Dataset rows describing interfaces:
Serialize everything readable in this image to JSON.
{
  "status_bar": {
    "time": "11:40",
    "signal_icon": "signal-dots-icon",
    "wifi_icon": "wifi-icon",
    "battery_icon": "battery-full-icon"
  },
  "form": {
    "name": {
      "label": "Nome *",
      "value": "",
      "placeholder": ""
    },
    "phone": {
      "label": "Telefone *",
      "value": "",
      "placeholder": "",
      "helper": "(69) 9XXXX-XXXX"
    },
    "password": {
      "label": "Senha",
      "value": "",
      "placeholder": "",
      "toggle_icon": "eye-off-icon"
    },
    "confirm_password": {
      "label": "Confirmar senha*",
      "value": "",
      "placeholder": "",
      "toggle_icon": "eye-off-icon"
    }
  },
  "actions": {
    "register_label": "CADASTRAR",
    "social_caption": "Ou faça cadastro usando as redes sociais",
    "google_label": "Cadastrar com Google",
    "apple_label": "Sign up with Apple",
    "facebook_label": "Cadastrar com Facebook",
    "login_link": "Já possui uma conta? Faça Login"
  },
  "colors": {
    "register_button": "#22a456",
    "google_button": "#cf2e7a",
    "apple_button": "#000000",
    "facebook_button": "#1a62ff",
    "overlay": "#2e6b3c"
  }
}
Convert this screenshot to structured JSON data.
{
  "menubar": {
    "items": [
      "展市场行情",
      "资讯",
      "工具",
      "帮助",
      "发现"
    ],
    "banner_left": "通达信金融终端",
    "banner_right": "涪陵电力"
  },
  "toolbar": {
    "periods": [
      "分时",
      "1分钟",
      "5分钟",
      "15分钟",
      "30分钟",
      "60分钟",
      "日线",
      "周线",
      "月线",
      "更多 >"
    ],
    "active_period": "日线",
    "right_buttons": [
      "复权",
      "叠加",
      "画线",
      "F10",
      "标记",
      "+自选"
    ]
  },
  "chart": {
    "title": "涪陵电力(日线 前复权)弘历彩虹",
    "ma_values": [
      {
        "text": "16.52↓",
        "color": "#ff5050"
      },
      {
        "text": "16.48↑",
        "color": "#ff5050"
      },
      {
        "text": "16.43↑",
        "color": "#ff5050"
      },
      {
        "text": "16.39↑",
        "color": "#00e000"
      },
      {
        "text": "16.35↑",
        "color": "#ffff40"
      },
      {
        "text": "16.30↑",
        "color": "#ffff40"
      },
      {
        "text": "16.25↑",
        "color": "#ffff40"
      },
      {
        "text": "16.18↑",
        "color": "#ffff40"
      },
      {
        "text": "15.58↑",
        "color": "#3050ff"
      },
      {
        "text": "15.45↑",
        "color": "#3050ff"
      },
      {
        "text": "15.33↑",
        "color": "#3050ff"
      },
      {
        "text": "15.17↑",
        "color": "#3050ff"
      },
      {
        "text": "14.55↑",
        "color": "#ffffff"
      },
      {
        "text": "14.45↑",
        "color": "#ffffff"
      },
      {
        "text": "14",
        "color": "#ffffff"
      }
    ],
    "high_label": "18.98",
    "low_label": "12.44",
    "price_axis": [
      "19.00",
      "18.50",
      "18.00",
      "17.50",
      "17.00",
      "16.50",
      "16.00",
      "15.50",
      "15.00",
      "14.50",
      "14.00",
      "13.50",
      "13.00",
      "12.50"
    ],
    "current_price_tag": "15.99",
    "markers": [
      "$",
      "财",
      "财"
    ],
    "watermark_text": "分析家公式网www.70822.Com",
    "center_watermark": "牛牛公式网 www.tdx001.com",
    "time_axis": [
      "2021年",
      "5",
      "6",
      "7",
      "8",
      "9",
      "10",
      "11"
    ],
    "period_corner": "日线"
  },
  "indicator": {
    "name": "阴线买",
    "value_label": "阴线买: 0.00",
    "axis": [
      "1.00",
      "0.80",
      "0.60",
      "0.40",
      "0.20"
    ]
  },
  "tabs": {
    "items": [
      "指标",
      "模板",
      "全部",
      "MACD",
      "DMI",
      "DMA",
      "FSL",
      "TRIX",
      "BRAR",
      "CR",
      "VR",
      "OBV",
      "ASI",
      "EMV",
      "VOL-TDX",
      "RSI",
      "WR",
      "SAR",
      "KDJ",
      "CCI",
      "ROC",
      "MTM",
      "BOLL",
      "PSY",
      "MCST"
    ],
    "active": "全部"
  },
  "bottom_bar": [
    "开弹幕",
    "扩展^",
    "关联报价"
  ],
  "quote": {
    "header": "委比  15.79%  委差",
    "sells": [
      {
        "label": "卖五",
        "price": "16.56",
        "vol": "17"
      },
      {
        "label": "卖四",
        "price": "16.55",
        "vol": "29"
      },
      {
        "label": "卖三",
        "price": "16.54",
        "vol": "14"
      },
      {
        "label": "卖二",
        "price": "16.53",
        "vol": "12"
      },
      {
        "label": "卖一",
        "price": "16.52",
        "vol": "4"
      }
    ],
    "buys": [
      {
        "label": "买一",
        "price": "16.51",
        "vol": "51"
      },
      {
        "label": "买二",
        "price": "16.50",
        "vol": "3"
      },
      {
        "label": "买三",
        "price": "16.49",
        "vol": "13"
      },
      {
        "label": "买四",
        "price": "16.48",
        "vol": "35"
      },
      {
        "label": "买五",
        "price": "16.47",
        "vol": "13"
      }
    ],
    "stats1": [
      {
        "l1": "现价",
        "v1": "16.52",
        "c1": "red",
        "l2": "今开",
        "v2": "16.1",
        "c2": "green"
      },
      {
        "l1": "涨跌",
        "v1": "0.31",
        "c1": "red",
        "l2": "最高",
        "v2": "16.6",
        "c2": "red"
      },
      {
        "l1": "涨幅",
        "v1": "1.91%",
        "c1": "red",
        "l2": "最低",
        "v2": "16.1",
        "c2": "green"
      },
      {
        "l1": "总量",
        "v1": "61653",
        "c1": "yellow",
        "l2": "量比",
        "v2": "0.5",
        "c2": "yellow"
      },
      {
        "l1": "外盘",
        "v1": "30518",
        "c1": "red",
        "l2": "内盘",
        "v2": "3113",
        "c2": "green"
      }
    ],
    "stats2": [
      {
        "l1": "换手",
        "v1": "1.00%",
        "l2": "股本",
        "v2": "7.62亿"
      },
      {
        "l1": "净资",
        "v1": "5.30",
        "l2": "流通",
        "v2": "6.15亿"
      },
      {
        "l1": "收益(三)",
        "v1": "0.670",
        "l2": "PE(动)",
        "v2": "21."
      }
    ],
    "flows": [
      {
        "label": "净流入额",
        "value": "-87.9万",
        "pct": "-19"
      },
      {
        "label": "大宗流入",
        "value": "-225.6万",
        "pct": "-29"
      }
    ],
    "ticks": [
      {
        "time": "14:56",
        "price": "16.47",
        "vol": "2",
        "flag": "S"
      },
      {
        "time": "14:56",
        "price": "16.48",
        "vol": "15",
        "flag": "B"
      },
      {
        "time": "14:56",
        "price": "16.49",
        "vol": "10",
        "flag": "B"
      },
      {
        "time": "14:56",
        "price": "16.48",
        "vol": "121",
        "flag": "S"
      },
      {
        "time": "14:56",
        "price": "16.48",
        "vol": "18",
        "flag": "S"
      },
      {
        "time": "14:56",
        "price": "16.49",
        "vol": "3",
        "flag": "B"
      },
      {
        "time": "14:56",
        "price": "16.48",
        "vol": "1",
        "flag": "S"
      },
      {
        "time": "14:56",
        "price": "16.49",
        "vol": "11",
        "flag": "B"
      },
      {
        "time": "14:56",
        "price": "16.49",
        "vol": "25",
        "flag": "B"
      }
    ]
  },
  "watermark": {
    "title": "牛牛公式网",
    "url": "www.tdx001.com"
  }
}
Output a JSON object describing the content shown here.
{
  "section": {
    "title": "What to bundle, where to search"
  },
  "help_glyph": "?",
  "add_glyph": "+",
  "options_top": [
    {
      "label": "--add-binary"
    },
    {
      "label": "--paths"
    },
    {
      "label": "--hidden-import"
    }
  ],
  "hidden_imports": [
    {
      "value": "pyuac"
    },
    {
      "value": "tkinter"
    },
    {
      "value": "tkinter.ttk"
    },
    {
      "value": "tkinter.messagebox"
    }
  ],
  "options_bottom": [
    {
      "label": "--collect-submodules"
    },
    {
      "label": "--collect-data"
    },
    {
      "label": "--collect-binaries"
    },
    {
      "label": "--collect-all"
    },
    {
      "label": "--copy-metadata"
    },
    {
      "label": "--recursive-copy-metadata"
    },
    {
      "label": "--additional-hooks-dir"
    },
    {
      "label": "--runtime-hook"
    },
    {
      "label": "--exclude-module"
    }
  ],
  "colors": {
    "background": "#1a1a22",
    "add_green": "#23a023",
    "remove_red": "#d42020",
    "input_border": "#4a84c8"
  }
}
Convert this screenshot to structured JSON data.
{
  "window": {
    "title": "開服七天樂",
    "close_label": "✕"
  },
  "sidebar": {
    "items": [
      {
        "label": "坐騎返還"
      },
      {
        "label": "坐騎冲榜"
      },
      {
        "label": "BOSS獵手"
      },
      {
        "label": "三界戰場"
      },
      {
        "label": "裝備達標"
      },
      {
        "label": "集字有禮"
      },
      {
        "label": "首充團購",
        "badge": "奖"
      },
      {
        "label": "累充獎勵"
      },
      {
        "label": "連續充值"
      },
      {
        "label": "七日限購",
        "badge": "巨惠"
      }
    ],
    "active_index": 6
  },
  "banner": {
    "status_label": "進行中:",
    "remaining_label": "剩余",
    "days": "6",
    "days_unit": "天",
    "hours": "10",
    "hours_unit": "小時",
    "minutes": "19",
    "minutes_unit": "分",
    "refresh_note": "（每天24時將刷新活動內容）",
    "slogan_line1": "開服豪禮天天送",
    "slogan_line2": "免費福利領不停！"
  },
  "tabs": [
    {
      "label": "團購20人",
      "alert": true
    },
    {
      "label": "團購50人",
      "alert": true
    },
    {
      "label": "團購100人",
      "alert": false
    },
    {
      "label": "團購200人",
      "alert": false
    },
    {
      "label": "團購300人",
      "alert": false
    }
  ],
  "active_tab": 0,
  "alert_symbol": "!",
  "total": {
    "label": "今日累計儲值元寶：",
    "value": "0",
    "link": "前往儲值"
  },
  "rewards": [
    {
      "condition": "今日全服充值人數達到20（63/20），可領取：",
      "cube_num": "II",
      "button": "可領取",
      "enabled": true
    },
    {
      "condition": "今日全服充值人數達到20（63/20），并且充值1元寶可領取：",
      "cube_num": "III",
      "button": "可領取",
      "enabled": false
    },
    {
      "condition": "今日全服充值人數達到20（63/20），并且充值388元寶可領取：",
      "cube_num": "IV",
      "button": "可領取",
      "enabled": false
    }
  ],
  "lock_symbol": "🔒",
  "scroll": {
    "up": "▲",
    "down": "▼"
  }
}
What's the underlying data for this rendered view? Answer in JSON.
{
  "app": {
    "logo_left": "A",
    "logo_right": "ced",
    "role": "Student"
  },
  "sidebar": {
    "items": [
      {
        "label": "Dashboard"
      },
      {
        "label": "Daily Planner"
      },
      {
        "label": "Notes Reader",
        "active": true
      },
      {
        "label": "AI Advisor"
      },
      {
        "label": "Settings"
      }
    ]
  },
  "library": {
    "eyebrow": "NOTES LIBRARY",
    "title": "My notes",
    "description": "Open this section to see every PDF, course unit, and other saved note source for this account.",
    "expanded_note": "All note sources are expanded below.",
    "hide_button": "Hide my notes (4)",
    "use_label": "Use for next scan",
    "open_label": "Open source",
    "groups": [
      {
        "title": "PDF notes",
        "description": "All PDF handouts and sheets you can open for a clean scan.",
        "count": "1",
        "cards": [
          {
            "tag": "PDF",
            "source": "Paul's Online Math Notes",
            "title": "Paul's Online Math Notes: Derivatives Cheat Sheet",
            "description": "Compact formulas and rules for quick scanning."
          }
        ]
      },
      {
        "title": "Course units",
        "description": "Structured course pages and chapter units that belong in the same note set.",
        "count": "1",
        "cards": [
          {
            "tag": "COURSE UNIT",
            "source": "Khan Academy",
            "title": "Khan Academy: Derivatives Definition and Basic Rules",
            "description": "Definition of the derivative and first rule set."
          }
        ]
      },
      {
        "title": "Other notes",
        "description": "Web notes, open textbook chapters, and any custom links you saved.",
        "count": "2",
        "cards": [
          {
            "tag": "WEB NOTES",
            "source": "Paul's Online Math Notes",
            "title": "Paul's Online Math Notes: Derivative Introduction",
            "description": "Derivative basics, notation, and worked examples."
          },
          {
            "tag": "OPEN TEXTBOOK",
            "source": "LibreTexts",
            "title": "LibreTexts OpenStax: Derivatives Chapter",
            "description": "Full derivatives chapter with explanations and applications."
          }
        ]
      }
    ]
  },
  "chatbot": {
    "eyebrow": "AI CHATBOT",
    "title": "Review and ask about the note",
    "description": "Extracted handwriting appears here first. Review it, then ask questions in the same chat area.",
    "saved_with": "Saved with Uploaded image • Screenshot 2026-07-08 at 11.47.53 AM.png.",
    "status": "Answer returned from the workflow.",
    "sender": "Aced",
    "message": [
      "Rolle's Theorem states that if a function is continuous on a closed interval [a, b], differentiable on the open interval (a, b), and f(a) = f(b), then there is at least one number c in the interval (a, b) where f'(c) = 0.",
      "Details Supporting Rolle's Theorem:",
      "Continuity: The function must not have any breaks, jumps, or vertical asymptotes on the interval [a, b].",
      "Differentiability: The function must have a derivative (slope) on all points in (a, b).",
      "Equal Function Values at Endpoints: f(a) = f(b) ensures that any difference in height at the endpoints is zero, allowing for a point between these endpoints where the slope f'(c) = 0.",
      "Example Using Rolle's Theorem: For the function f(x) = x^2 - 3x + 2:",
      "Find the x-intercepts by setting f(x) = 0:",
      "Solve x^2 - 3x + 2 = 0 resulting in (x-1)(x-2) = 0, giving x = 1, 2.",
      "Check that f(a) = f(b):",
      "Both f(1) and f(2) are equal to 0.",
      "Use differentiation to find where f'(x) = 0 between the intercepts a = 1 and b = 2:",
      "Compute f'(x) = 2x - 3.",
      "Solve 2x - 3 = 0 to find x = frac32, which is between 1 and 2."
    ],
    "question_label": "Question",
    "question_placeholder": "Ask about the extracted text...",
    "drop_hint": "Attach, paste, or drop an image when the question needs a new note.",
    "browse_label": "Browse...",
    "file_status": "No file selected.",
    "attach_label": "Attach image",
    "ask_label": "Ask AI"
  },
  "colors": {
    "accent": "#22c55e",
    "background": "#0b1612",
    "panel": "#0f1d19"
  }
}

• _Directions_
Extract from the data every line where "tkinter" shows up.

• _Solution to the exercise_
      "value": "tkinter"
      "value": "tkinter.ttk"
      "value": "tkinter.messagebox"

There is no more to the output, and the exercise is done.